[DATASET RECORDS]
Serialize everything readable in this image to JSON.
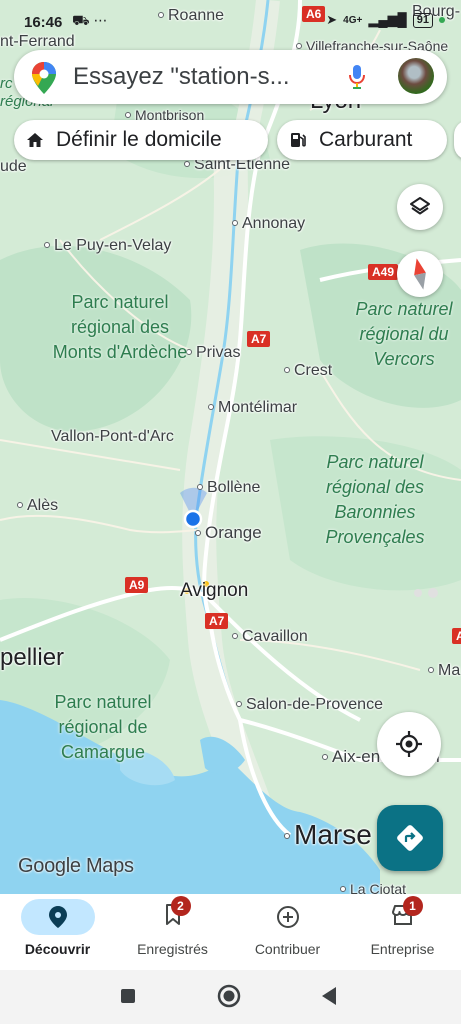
{
  "status_bar": {
    "time": "16:46",
    "left_icons": "⛟ ⋯",
    "signal": "4G+",
    "battery": "91"
  },
  "search": {
    "placeholder": "Essayez \"station-s..."
  },
  "chips": [
    {
      "label": "Définir le domicile",
      "icon": "home-icon"
    },
    {
      "label": "Carburant",
      "icon": "fuel-pump-icon"
    }
  ],
  "map": {
    "cities": [
      {
        "name": "Roanne"
      },
      {
        "name": "nt-Ferrand"
      },
      {
        "name": "Villefranche-sur-Saône"
      },
      {
        "name": "Bourg-"
      },
      {
        "name": "Lyon"
      },
      {
        "name": "Montbrison"
      },
      {
        "name": "Saint-Étienne"
      },
      {
        "name": "ude"
      },
      {
        "name": "Annonay"
      },
      {
        "name": "Le Puy-en-Velay"
      },
      {
        "name": "Privas"
      },
      {
        "name": "Crest"
      },
      {
        "name": "Montélimar"
      },
      {
        "name": "Vallon-Pont-d'Arc"
      },
      {
        "name": "Bollène"
      },
      {
        "name": "Alès"
      },
      {
        "name": "Orange"
      },
      {
        "name": "Avignon"
      },
      {
        "name": "Cavaillon"
      },
      {
        "name": "pellier"
      },
      {
        "name": "Ma"
      },
      {
        "name": "Salon-de-Provence"
      },
      {
        "name": "Aix-en-Proven"
      },
      {
        "name": "Marse"
      },
      {
        "name": "La Ciotat"
      }
    ],
    "parks": [
      {
        "name": "Parc naturel régional des Monts d'Ardèche"
      },
      {
        "name": "Parc naturel régional du Vercors"
      },
      {
        "name": "Parc naturel régional des Baronnies Provençales"
      },
      {
        "name": "Parc naturel régional de Camargue"
      },
      {
        "name": "rc naturel régional"
      }
    ],
    "roads": [
      "A6",
      "A7",
      "A49",
      "A7",
      "A9",
      "A7",
      "A"
    ],
    "logo": "Google Maps"
  },
  "bottom_nav": [
    {
      "label": "Découvrir",
      "icon": "explore-pin-icon",
      "active": true,
      "badge": ""
    },
    {
      "label": "Enregistrés",
      "icon": "bookmark-icon",
      "active": false,
      "badge": "2"
    },
    {
      "label": "Contribuer",
      "icon": "add-circle-icon",
      "active": false,
      "badge": ""
    },
    {
      "label": "Entreprise",
      "icon": "store-icon",
      "active": false,
      "badge": "1"
    }
  ],
  "colors": {
    "land": "#cde8d1",
    "forest": "#b8dfc2",
    "water": "#8fd3f0",
    "road": "#ffffff",
    "highway_shield": "#d93025",
    "accent": "#0b7285",
    "location_dot": "#1a73e8",
    "active_tab_bg": "#c2e7ff"
  }
}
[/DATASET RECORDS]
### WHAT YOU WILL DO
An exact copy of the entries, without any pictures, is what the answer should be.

### ANSWER TO THE EXERCISE
Serialize everything readable in this image to JSON.
{
  "status_bar": {
    "time": "16:46",
    "left_icons": "⛟ ⋯",
    "signal": "4G+",
    "battery": "91"
  },
  "search": {
    "placeholder": "Essayez \"station-s..."
  },
  "chips": [
    {
      "label": "Définir le domicile",
      "icon": "home-icon"
    },
    {
      "label": "Carburant",
      "icon": "fuel-pump-icon"
    }
  ],
  "map": {
    "cities": [
      {
        "name": "Roanne"
      },
      {
        "name": "nt-Ferrand"
      },
      {
        "name": "Villefranche-sur-Saône"
      },
      {
        "name": "Bourg-"
      },
      {
        "name": "Lyon"
      },
      {
        "name": "Montbrison"
      },
      {
        "name": "Saint-Étienne"
      },
      {
        "name": "ude"
      },
      {
        "name": "Annonay"
      },
      {
        "name": "Le Puy-en-Velay"
      },
      {
        "name": "Privas"
      },
      {
        "name": "Crest"
      },
      {
        "name": "Montélimar"
      },
      {
        "name": "Vallon-Pont-d'Arc"
      },
      {
        "name": "Bollène"
      },
      {
        "name": "Alès"
      },
      {
        "name": "Orange"
      },
      {
        "name": "Avignon"
      },
      {
        "name": "Cavaillon"
      },
      {
        "name": "pellier"
      },
      {
        "name": "Ma"
      },
      {
        "name": "Salon-de-Provence"
      },
      {
        "name": "Aix-en-Proven"
      },
      {
        "name": "Marse"
      },
      {
        "name": "La Ciotat"
      }
    ],
    "parks": [
      {
        "name": "Parc naturel régional des Monts d'Ardèche"
      },
      {
        "name": "Parc naturel régional du Vercors"
      },
      {
        "name": "Parc naturel régional des Baronnies Provençales"
      },
      {
        "name": "Parc naturel régional de Camargue"
      },
      {
        "name": "rc naturel régional"
      }
    ],
    "roads": [
      "A6",
      "A7",
      "A49",
      "A7",
      "A9",
      "A7",
      "A"
    ],
    "logo": "Google Maps"
  },
  "bottom_nav": [
    {
      "label": "Découvrir",
      "icon": "explore-pin-icon",
      "active": true,
      "badge": ""
    },
    {
      "label": "Enregistrés",
      "icon": "bookmark-icon",
      "active": false,
      "badge": "2"
    },
    {
      "label": "Contribuer",
      "icon": "add-circle-icon",
      "active": false,
      "badge": ""
    },
    {
      "label": "Entreprise",
      "icon": "store-icon",
      "active": false,
      "badge": "1"
    }
  ],
  "colors": {
    "land": "#cde8d1",
    "forest": "#b8dfc2",
    "water": "#8fd3f0",
    "road": "#ffffff",
    "highway_shield": "#d93025",
    "accent": "#0b7285",
    "location_dot": "#1a73e8",
    "active_tab_bg": "#c2e7ff"
  }
}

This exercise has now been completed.